Copy out, from the data below, each line in which the word "Sales" occurs.
━━━ Data provided ━━━
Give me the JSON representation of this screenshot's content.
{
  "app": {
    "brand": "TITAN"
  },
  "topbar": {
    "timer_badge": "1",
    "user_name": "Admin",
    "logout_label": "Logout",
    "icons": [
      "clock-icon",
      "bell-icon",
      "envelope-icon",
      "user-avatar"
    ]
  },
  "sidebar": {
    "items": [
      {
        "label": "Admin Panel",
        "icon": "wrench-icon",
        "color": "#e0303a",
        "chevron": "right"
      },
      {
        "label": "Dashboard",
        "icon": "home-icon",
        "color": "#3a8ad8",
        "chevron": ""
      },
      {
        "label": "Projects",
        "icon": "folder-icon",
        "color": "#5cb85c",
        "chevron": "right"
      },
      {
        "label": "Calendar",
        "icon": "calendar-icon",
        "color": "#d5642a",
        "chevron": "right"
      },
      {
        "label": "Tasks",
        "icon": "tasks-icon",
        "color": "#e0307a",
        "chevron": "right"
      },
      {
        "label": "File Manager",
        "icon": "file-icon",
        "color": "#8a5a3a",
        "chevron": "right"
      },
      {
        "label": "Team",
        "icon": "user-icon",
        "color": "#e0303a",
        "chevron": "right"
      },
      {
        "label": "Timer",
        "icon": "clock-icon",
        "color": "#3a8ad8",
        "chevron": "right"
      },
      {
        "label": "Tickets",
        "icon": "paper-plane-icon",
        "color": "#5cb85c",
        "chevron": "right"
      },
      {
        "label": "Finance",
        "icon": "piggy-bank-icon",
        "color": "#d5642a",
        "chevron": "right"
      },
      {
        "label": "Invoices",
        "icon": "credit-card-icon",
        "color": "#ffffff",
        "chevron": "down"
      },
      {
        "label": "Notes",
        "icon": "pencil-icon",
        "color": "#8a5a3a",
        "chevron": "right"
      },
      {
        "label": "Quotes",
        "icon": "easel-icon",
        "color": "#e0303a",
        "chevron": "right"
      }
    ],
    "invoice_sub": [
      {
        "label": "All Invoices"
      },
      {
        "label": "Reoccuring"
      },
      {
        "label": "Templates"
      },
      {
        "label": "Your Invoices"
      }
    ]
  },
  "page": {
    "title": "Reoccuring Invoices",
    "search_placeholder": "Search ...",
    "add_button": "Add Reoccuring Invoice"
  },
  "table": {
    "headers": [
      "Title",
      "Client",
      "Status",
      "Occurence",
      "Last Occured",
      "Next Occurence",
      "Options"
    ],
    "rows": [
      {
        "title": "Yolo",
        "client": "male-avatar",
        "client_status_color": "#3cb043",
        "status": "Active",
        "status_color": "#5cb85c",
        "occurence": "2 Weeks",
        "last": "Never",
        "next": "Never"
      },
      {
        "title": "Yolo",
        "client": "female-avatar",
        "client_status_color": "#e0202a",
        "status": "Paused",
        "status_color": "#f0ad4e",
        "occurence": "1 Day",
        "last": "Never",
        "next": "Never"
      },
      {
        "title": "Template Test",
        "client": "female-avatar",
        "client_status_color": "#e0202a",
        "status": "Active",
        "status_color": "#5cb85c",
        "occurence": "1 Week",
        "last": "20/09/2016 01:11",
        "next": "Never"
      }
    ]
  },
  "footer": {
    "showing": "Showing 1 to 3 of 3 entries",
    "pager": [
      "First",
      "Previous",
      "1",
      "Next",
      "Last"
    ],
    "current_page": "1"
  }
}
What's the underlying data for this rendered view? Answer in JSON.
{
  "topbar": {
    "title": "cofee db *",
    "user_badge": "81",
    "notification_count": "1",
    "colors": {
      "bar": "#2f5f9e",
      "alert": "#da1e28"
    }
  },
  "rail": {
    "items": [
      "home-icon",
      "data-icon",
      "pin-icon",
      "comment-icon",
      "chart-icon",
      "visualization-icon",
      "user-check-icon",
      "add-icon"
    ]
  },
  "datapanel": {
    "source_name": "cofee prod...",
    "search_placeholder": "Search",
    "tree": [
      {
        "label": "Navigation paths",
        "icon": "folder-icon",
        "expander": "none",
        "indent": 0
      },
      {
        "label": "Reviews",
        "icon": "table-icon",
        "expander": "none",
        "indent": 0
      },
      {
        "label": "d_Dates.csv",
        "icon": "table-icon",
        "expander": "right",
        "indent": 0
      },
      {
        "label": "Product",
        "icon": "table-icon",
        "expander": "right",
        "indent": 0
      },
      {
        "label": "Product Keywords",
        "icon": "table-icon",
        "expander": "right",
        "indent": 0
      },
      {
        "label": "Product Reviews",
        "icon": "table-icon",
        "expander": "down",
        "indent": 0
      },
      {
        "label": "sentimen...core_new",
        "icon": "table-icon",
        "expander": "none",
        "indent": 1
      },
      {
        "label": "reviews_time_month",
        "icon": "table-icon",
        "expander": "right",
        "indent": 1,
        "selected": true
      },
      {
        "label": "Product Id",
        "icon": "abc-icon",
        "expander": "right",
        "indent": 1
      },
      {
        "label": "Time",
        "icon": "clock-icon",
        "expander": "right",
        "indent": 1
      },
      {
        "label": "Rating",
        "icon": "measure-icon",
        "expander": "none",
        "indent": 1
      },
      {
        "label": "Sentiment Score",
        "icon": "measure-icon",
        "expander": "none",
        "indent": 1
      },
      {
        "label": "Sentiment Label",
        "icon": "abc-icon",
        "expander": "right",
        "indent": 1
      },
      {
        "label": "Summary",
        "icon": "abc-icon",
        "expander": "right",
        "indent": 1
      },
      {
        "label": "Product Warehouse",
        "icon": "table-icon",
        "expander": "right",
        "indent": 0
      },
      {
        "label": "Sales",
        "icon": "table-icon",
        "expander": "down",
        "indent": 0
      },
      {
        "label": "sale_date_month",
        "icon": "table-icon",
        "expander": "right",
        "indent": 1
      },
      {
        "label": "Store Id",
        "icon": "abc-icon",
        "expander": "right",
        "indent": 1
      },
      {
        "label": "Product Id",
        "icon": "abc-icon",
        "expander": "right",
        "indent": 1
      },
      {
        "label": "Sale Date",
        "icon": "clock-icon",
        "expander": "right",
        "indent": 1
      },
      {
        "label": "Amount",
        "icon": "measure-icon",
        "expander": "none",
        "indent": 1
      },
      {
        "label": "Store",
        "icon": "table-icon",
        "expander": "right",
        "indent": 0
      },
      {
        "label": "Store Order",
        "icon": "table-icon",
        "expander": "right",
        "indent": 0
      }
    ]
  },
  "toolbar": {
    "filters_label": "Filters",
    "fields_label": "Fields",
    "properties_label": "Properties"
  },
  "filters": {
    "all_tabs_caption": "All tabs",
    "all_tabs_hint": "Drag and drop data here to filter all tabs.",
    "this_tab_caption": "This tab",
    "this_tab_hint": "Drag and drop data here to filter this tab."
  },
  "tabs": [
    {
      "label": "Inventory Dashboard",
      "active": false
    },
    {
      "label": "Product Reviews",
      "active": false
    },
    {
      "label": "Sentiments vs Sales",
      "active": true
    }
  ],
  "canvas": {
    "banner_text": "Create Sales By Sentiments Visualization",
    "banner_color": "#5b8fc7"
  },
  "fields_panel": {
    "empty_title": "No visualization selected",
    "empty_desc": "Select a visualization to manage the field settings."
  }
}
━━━
Output below:
        "label": "Sales",
      "label": "Sentiments vs Sales",
    "banner_text": "Create Sales By Sentiments Visualization",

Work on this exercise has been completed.